It is just past the halfway mark for National Blog Posting Month (NaBloPoMo) and 30 consecutive days of writing and blogging. I’m batting 0.625 at this point. Not great, but I’ll take it. I thought it would be hard to write every day. It is. I thought it would be even harder to write about the things that rip my heart apart, in good ways and in bad ways. It is.
But before I tell you why I write love letters, your daily reminder not to take yourself too seriously. Yesterday I was in the staff bathroom, pulling up my tights and adjusting my outfit when a nurse walked into the bathroom, catching me half dressed, toilet unflushed, and surely looking redder than a ripe tomato. I had forgotten to lock the door. Making new friends at work, one bathroom trip at a time.
This week I caught up with a long lost friend who was passing through town. It had been almost 3 years since we last had seen each other, sans makeup and in our worst flannel pajamas at her then mother in law’s house. Obviously, such moments create long-lasting ties. We met at my wedding. She was engaged to be married to a dear friend of Former Husband. About a year later, Former Husband and I attended their wedding. We saw each other a few times in the ensuing years, visiting hours limited by the many states that stretched between us.
I don’t exactly remember how this all came about, but somewhere along the wretched road to divorce I learned that she had separated. She learned that I had separated. We talked a few times, sisters in arms, or more accurately sisters in sorrow, although our situations were vastly different. They mutually agreed to separate because they wanted different things. I left Former Husband for the same reason, except that I didn’t know it at the time. So I said nothing and left a tsunami of whats, whys, hows, and WTFs in my wake.
Now my friend and I are both divorced. She has since found a wonderful man and is getting married soon. It was inevitable that we would talk about the past. We both wanted to, needed to. The healing never ends.

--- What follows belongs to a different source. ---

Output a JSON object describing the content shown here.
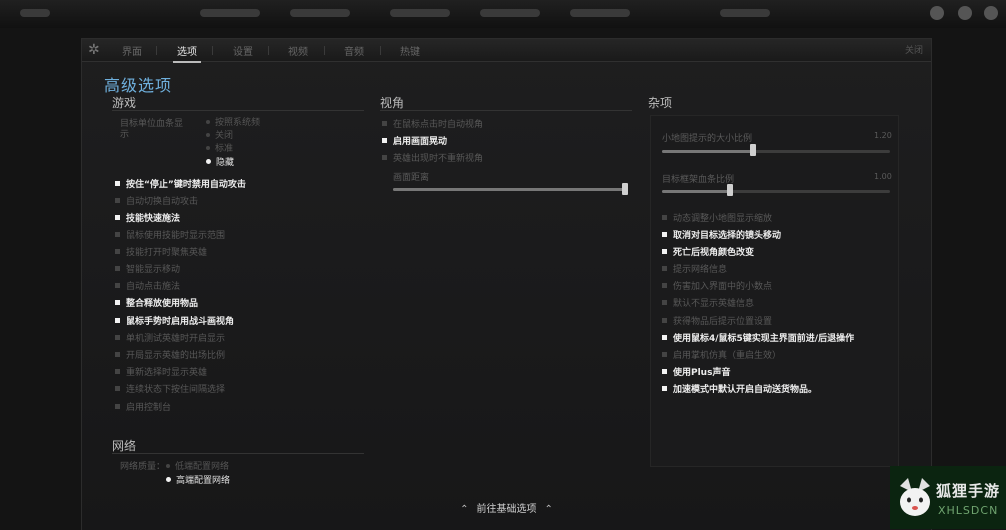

We both acknowledge the hurt, the depressive thoughts, the daunting task of rebuilding yourself from the ground up afterward – still ongoing. We spoke kindly of our exes, of the dating life, of the hours we spent in counseling, of the fact that we know now better than ever what we want and don’t want in a partnered life.
When I went home I was itching to contact Former Husband, to tell him that I had been thinking of him, to tell him I was wishing him well. I didn’t. We didn’t exactly part on good terms. I am still afraid of his (justified) anger. And what would speaking to him accomplish? Make me look like a nice person who cares? Relieve myself of lingering guilt? Offer myself a willing victim for more verbal punishment?
When Former Husband and I were married, we wrote love letters to each other. We sent each other postcards when we were apart. Mine would have sweet quotes on the front. He would draw over the image and add speech bubbles. On his birthday I would grab the keys to his car while he was in the shower and leave a birthday card on the dashboard he would find long after I would have left for school. He proposed on a piece of paper. I don’t write to Former Husband anymore but I hold on to the warm feeling that came with finding a postcard on my nightstand. We loved each other, we told each other so. That is never going away.
Today I am still in the business of writing love letters. I spend more dollars than I am willing to admit at the paper store. I write love letters to my friend and her sweet baby girl – no, she can’t read, but yes she can be read to. To some of my patients with whom a bond has been forged. To my wifey-love. To my dear friend M. And to my darling who is many miles away. I write love letters because the written word is impermanent. I write love letters because they reveal what is in the depth of my soul. I write love letters because they ground me in the here and now.
I write love letters because of the feeling of love that flows into me and pours out of me when I do.
So write to your friends, you lovers, your soul mates. Write to your families and to the cool chick you met at the show and exchanged phone numbers with because you sense serious potential for a deep connection. Tell your people that you love them. Tell them why you love them. Tell them how you love them. Tell them because in an era where we express ourselves in 140 characters or less, nothing carries more meaning than the words “I Love You”.